The figure is a United States map that presents the prevalence of unemployment by state among non-Hispanic blacks aged 18-64 years.

Alternate Text: The figure is a United States map that presents the prevalence of unemployment by state among non-Hispanic blacks aged 18-64 years.


TABLE 2. Overall health status and number of physically and mentally unhealthy days in past 30 days among adults aged 18–64 years, by employment status — Behavioral Risk Factor Surveillance System, United States, 2010

Health status

Unemployed

Employed*

>1 year

<1 year

%

(95% CI)

%

(95% CI)

%

(95% CI)

Overall health status

Excellent or very good

39.7

(38.1–41.4)

49.2

(47.7–51.2)

62.7

(62.2–63.1)

Good

35.1

(33.5–36.7)

33.9

(32.3–35.6)

29.1

(28.7–29.5)

Fair or poor

25.2

(23.8–26.7

16.6

(15.4–18.0)

8.2

(8.0–8.5)

No. of physically unhealthy days in past 30 days

0

55.9

(54.2–57.5)

63.1

(61.4–64.9)

70.3

(69.9–70.7)

1–15

31.4

(29.8–33.0)

28.6

(27.0–30.2)

26.1

(25.7–26.5)

16–30

12.8

(11.7–13.9)

8.3

(7.3–9.4)

3.6

(3.5–3.8)

No. of mentally unhealthy days in past 30 days

0

50.6

(48.9–52.3)

54.2

(52.4–56.0)

67.3

(66.9–67.8)

1–15

32.6

(31.0–34.3)

32.9

(31.2–34.6)

27.3

(26.8–27.7)

16–30

16.8

(15.6–18.1)

12.9

(11.9–14.1)

5.4

(5.2–5.6)

Abbreviation: 95% CI = 95% confidence interval.

* Employed for wages or self-employed.

Statistically significant (p<0.05).


Use of trade names and commercial sources is for identification only and does not imply endorsement by the U.S. Department of Health and Human Services.

References to non-CDC sites on the Internet are provided as a service to MMWR readers and do not constitute or imply endorsement of these organizations or their programs by CDC or the U.S. Department of Health and Human Services.
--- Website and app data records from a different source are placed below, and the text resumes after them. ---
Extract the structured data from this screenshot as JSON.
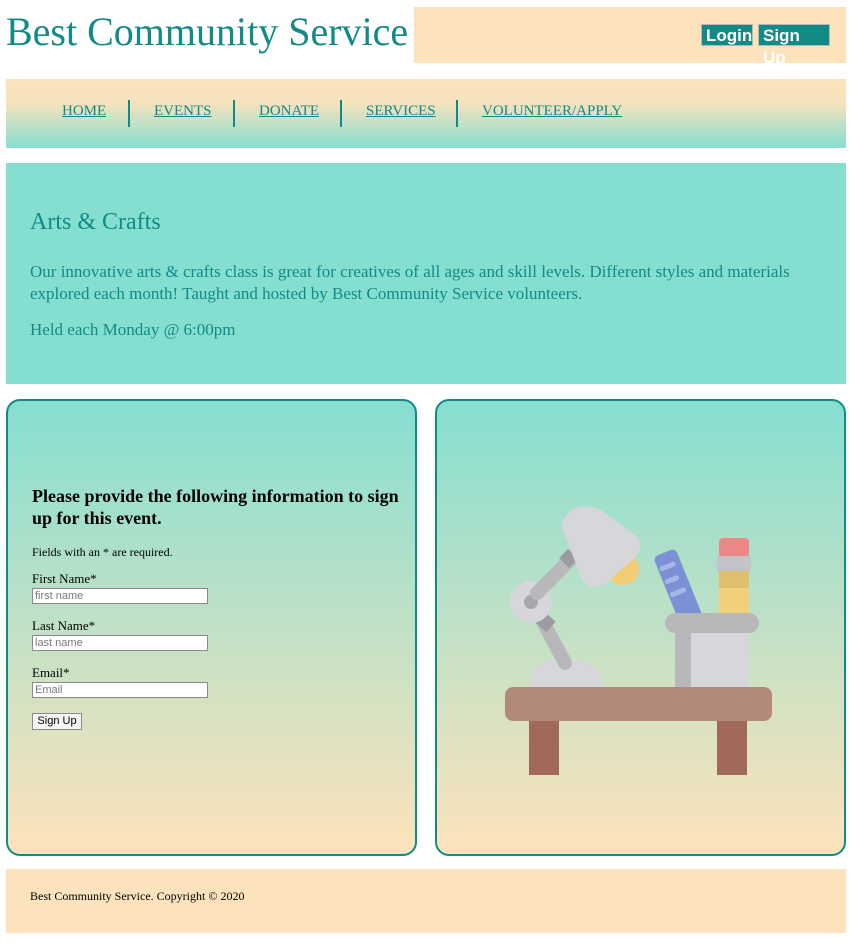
{
  "header": {
    "site_title": "Best Community Service",
    "login_label": "Login",
    "signup_label": "Sign Up"
  },
  "nav": {
    "items": [
      {
        "label": "HOME"
      },
      {
        "label": "EVENTS"
      },
      {
        "label": "DONATE"
      },
      {
        "label": "SERVICES"
      },
      {
        "label": "VOLUNTEER/APPLY"
      }
    ]
  },
  "hero": {
    "title": "Arts & Crafts",
    "description": "Our innovative arts & crafts class is great for creatives of all ages and skill levels. Different styles and materials explored each month! Taught and hosted by Best Community Service volunteers.",
    "schedule": "Held each Monday @ 6:00pm"
  },
  "form": {
    "heading": "Please provide the following information to sign up for this event.",
    "required_note": "Fields with an * are required.",
    "first_name": {
      "label": "First Name*",
      "placeholder": "first name",
      "value": ""
    },
    "last_name": {
      "label": "Last Name*",
      "placeholder": "last name",
      "value": ""
    },
    "email": {
      "label": "Email*",
      "placeholder": "Email",
      "value": ""
    },
    "submit_label": "Sign Up"
  },
  "illustration": {
    "icon": "desk-lamp-pencil-cup-icon"
  },
  "footer": {
    "copyright": "Best Community Service. Copyright © 2020"
  },
  "colors": {
    "brand_teal": "#128a86",
    "mint": "#85dfd1",
    "peach": "#fde3bb"
  }
}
CDC is not responsible for the content of pages found at these sites. URL addresses listed in MMWR were current as of the date of publication.


All MMWR HTML versions of articles are electronic conversions from typeset documents. This conversion might result in character translation or format errors in the HTML version. Users are referred to the electronic PDF version (http://www.cdc.gov/mmwr) and/or the original MMWR paper copy for printable versions of official text, figures, and tables. An original paper copy of this issue can be obtained from the Superintendent of Documents, U.S. Government Printing Office (GPO), Washington, DC 20402-9371; telephone: (202) 512-1800. Contact GPO for current prices.

**Questions or messages regarding errors in formatting should be addressed to mmwrq@cdc.gov.

 
USA.gov: The U.S. Government's Official Web PortalDepartment of Health and Human Services
Centers for Disease Control and Prevention   1600 Clifton Road Atlanta, GA 30329-4027, USA
800-CDC-INFO (800-232-4636) TTY: (888) 232-6348 - Contact CDC–INFO
A-Z Index
  1. A
  2. B
  3. C
  4. D
  5. E
  6. F
  7. G
  8. H
  9. I
  10. J
  11. K
  12. L
  13. M
  14. N
  15. O
  16. P
  17. Q
  18. R
  19. S
  20. T
  21. U
  22. V
  23. W
  24. X
  25. Y
  26. Z
  27. #